"Gambling is one of the lesser sins. I've always thought if you're gonna sin you may as well go for one of the really big ones."
REVIEW: By having Garibaldi and Delenn discuss the "death of personality" sentencing of murderers and their subsequent "helpful" personality implants, Gethsemane gives its game away relatively early. Brad Dourif is playing against type (more or less) as a kindly monk interested in alien races' faiths, but he used to be a creepy psychotic killer, the kind of character we might usually see Dourif play. So it's an interesting casting in that sense. And Dourif plays kindly innocence very well; he's someone whose roles I've always felt a lot of compassion for, even when they were outright villains. I remember saying mind wipes were just as bad as the death penalty back when the idea was introduced, and we can compare and contrast the portrayal of the end result in this episode with how the Vorlons "rehabilitated" Jack the Ripper. In both cases, a serial killer was taken off the streets and put to work for a higher purpose. In Jack/Sebastian's case, he remained aware of his sins and was forced to confront them. In Brother Edward's, the sinner isn't aware of his sins and is artificially made to atone for them, which in his opinion when he finds out (and really, in a post-Internet society, how would you avoid seeing your face on a famous criminal?), he believes he can never wash the stain off his soul. In terms of his faith, he has been damned by the "procedure". But his faith wouldn't exist without it. And is Delenn wary of this practice because she believes life is sacred and that life ends with the death of personality, or rather the sin is not expunged from the soul so nothing is resolved? No easy answers here.
Forgiveness is just as hard, and it's one of JMS' more important concerns running through the series. The families of the Black Rose Killer's victims apparently don't believe a mind wipe is justice/vengeance enough (much as Garibaldi opines earlier), so they've sent their own murderer to end the killer's physical being. As if to rid themselves of any guilt, they use dirty tricks (including a Centauri telepath) to make him relive elements of his crimes so he dies knowing what he did, i.e. feeling guilty for what he did. And he lets it happen, atoning for sins untold and unremembered, a mirror of Jesus' own bravery and sacrifice. History repeats at the end when HIS killer is also mind wiped (which seems harsh given the circumstances and that he confessed), and Sheridan can't help bu feel angry at the new "Brother Malcolm". But a stern word from his "parish priest" softens him. Perhaps there's hope, after all. How can we stay angry at a new personality, unless what angers us is the person's dark soul? While the plot seems to tell us this style of execution works to the benefit of society and individual, justice, both human and divine, isn't as satisfied.

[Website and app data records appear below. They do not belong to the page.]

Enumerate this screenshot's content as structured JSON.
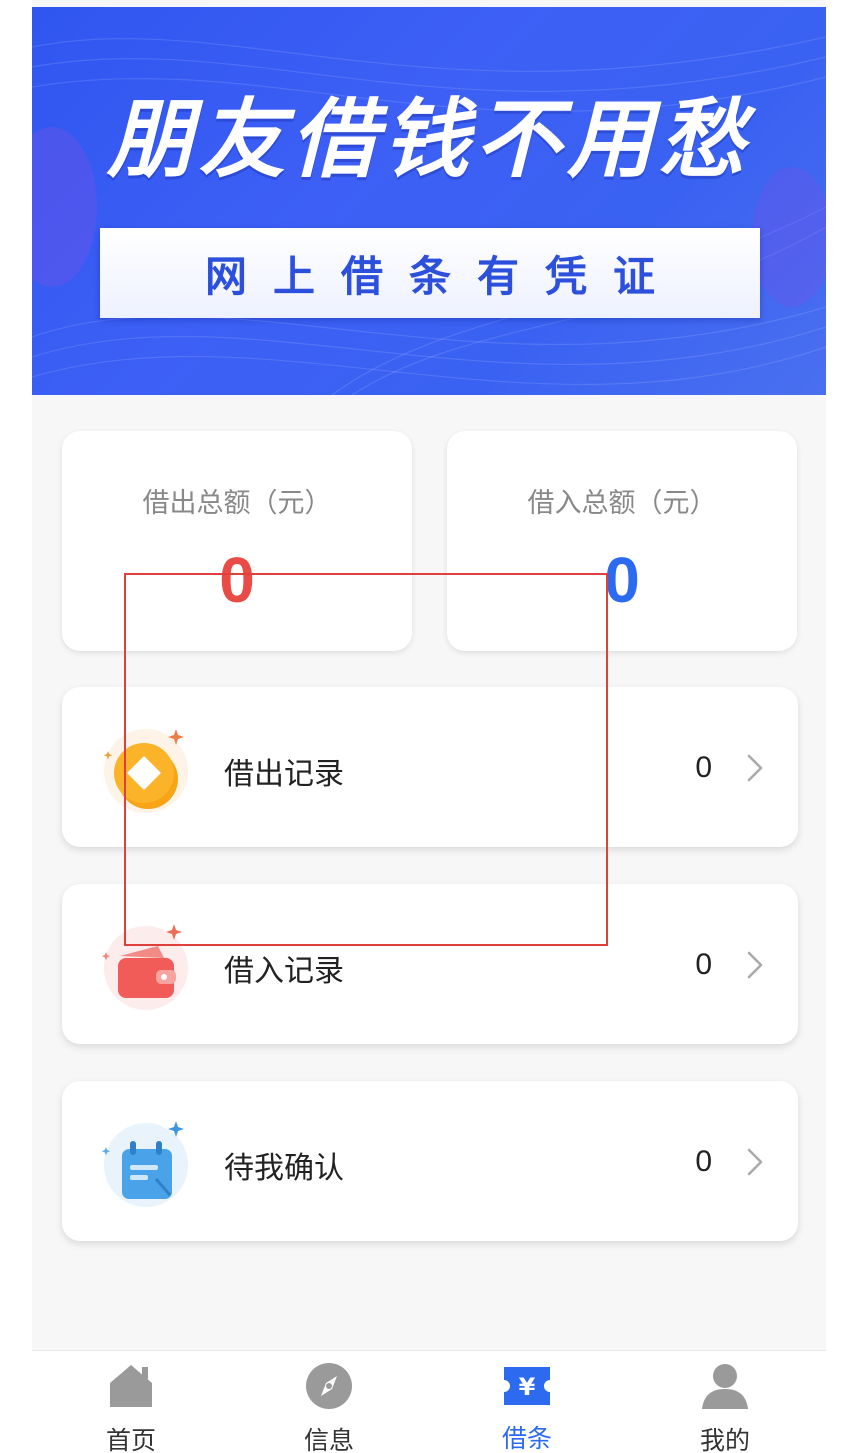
{
  "banner": {
    "title": "朋友借钱不用愁",
    "subtitle": "网上借条有凭证"
  },
  "summary": {
    "lent_label": "借出总额（元）",
    "lent_value": "0",
    "borrowed_label": "借入总额（元）",
    "borrowed_value": "0"
  },
  "records": [
    {
      "label": "借出记录",
      "count": "0",
      "icon": "coin-icon"
    },
    {
      "label": "借入记录",
      "count": "0",
      "icon": "wallet-icon"
    },
    {
      "label": "待我确认",
      "count": "0",
      "icon": "calendar-icon"
    }
  ],
  "tabs": [
    {
      "label": "首页",
      "icon": "home-icon",
      "active": false
    },
    {
      "label": "信息",
      "icon": "compass-icon",
      "active": false
    },
    {
      "label": "借条",
      "icon": "yen-ticket-icon",
      "active": true
    },
    {
      "label": "我的",
      "icon": "user-icon",
      "active": false
    }
  ],
  "colors": {
    "primary": "#2c6bef",
    "banner": "#3a5ff3",
    "lent_red": "#e94b46",
    "annotation": "#e0403c"
  }
}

The episode also brings back Lyta Alexander, who has spent time on the Vorlon homeworld and now acts as one of their agents. Free of the PsiCorps' rules, she can show, or threaten to show, the full extend of her abilities, which are terrifying. One of the episode's highlights is her brief encounter with Londo, who seems to be perpetually trying to remind people they used to be friends. I think that as an audience, we've stopped empathizing with his loneliness, which is much deserved. Of course, he also wants information from her about the Vorlons, and when invoking old friendships fails, goes so far as to threaten her with exposure to the Corps. She calls his bluff and threatens to implant recurring nightmares into his subconscious, which perhaps does the trick even though one more might not change much to his nightly routine. The final scene, with Lyta appearing to feed Kosh her soul is strange, creepy and unexplained. More to come. I does need to be said that JMS piles on a few too many coincidences in this one, including having Lyta on hand just as the crew needs a telepath who doesn't follow the rules to find Edward. In addition, we have Garibaldi talking about mind wipes just as it becomes relevant, Edward talking about the event from the Gospels he'll get to test later, and Sheridan becoming friends with a man who's about to become the focus of the episode.
ON THE OTHER SIDE OF THE WORMHOLE: Beginning episodes with captains playing chess is an old Star Trek tradition. Brad Dourif would soon play another sympathetic but tortured killer, the Betazoid Maquis Lon Suder, in Star Trek: Voyager.
REWATCHABILITY: Medium-High - A good guest-star in Brad Dourif and it asks a lot of pointed questions. The plot is a little clunky, however.